Items from an interface collection:
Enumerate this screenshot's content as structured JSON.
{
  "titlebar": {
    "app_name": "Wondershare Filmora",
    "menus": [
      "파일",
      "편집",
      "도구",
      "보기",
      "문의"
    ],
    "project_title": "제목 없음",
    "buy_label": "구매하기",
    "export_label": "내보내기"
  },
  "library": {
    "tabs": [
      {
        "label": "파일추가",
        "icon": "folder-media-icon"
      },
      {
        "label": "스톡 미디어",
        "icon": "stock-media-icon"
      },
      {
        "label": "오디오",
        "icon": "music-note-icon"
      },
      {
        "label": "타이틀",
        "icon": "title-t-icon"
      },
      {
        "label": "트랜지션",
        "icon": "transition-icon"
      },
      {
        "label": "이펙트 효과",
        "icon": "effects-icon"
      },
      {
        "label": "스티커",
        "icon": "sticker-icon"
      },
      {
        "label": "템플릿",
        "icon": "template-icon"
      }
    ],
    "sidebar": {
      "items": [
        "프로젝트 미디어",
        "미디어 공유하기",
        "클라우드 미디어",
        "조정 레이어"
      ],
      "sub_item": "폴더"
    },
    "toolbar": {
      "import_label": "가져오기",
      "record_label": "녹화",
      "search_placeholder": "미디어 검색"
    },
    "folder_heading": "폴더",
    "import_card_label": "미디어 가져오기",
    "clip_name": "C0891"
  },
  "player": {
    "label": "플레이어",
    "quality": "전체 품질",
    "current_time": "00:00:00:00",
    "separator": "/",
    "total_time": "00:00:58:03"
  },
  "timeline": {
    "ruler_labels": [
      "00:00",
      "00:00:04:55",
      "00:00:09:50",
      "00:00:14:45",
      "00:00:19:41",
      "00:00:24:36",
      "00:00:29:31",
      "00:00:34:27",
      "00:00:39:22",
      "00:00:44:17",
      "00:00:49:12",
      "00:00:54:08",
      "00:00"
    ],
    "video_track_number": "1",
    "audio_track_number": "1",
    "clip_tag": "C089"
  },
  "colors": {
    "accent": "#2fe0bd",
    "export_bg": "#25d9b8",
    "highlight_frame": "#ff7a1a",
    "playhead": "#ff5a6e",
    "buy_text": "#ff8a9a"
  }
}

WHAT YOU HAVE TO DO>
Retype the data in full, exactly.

EXPECTED ANSWER>
Enumerate this screenshot's content as structured JSON.
{
  "titlebar": {
    "app_name": "Wondershare Filmora",
    "menus": [
      "파일",
      "편집",
      "도구",
      "보기",
      "문의"
    ],
    "project_title": "제목 없음",
    "buy_label": "구매하기",
    "export_label": "내보내기"
  },
  "library": {
    "tabs": [
      {
        "label": "파일추가",
        "icon": "folder-media-icon"
      },
      {
        "label": "스톡 미디어",
        "icon": "stock-media-icon"
      },
      {
        "label": "오디오",
        "icon": "music-note-icon"
      },
      {
        "label": "타이틀",
        "icon": "title-t-icon"
      },
      {
        "label": "트랜지션",
        "icon": "transition-icon"
      },
      {
        "label": "이펙트 효과",
        "icon": "effects-icon"
      },
      {
        "label": "스티커",
        "icon": "sticker-icon"
      },
      {
        "label": "템플릿",
        "icon": "template-icon"
      }
    ],
    "sidebar": {
      "items": [
        "프로젝트 미디어",
        "미디어 공유하기",
        "클라우드 미디어",
        "조정 레이어"
      ],
      "sub_item": "폴더"
    },
    "toolbar": {
      "import_label": "가져오기",
      "record_label": "녹화",
      "search_placeholder": "미디어 검색"
    },
    "folder_heading": "폴더",
    "import_card_label": "미디어 가져오기",
    "clip_name": "C0891"
  },
  "player": {
    "label": "플레이어",
    "quality": "전체 품질",
    "current_time": "00:00:00:00",
    "separator": "/",
    "total_time": "00:00:58:03"
  },
  "timeline": {
    "ruler_labels": [
      "00:00",
      "00:00:04:55",
      "00:00:09:50",
      "00:00:14:45",
      "00:00:19:41",
      "00:00:24:36",
      "00:00:29:31",
      "00:00:34:27",
      "00:00:39:22",
      "00:00:44:17",
      "00:00:49:12",
      "00:00:54:08",
      "00:00"
    ],
    "video_track_number": "1",
    "audio_track_number": "1",
    "clip_tag": "C089"
  },
  "colors": {
    "accent": "#2fe0bd",
    "export_bg": "#25d9b8",
    "highlight_frame": "#ff7a1a",
    "playhead": "#ff5a6e",
    "buy_text": "#ff8a9a"
  }
}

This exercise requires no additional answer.